Data extracted from a collection:
Content starts
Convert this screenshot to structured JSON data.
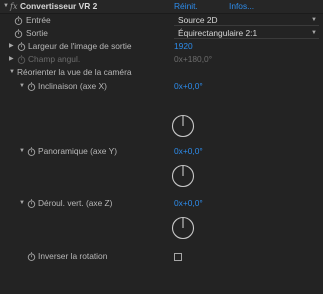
{
  "effect": {
    "name": "Convertisseur VR 2",
    "fx_glyph": "fx",
    "reset_label": "Réinit.",
    "info_label": "Infos..."
  },
  "params": {
    "input": {
      "label": "Entrée",
      "value": "Source 2D"
    },
    "output": {
      "label": "Sortie",
      "value": "Équirectangulaire 2:1"
    },
    "output_width": {
      "label": "Largeur de l'image de sortie",
      "value": "1920"
    },
    "fov": {
      "label": "Champ angul.",
      "value": "0x+180,0°"
    },
    "reorient": {
      "label": "Réorienter la vue de la caméra"
    },
    "tilt": {
      "label": "Inclinaison (axe X)",
      "value": "0x+0,0°",
      "angle_deg": 0
    },
    "pan": {
      "label": "Panoramique (axe Y)",
      "value": "0x+0,0°",
      "angle_deg": 0
    },
    "roll": {
      "label": "Déroul. vert. (axe Z)",
      "value": "0x+0,0°",
      "angle_deg": 0
    },
    "invert_rotation": {
      "label": "Inverser la rotation",
      "checked": false
    }
  },
  "colors": {
    "panel_bg": "#232323",
    "text": "#b8b8b8",
    "value_blue": "#2d8ceb",
    "disabled": "#6d6d6d"
  },
  "icons": {
    "expand": "triangle-down-icon",
    "collapse": "triangle-right-icon",
    "stopwatch": "stopwatch-icon",
    "dial": "angle-dial-icon",
    "dropdown": "chevron-down-icon"
  }
}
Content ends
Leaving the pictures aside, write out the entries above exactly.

SOLUTION:
Convert this screenshot to structured JSON data.
{
  "effect": {
    "name": "Convertisseur VR 2",
    "fx_glyph": "fx",
    "reset_label": "Réinit.",
    "info_label": "Infos..."
  },
  "params": {
    "input": {
      "label": "Entrée",
      "value": "Source 2D"
    },
    "output": {
      "label": "Sortie",
      "value": "Équirectangulaire 2:1"
    },
    "output_width": {
      "label": "Largeur de l'image de sortie",
      "value": "1920"
    },
    "fov": {
      "label": "Champ angul.",
      "value": "0x+180,0°"
    },
    "reorient": {
      "label": "Réorienter la vue de la caméra"
    },
    "tilt": {
      "label": "Inclinaison (axe X)",
      "value": "0x+0,0°",
      "angle_deg": 0
    },
    "pan": {
      "label": "Panoramique (axe Y)",
      "value": "0x+0,0°",
      "angle_deg": 0
    },
    "roll": {
      "label": "Déroul. vert. (axe Z)",
      "value": "0x+0,0°",
      "angle_deg": 0
    },
    "invert_rotation": {
      "label": "Inverser la rotation",
      "checked": false
    }
  },
  "colors": {
    "panel_bg": "#232323",
    "text": "#b8b8b8",
    "value_blue": "#2d8ceb",
    "disabled": "#6d6d6d"
  },
  "icons": {
    "expand": "triangle-down-icon",
    "collapse": "triangle-right-icon",
    "stopwatch": "stopwatch-icon",
    "dial": "angle-dial-icon",
    "dropdown": "chevron-down-icon"
  }
}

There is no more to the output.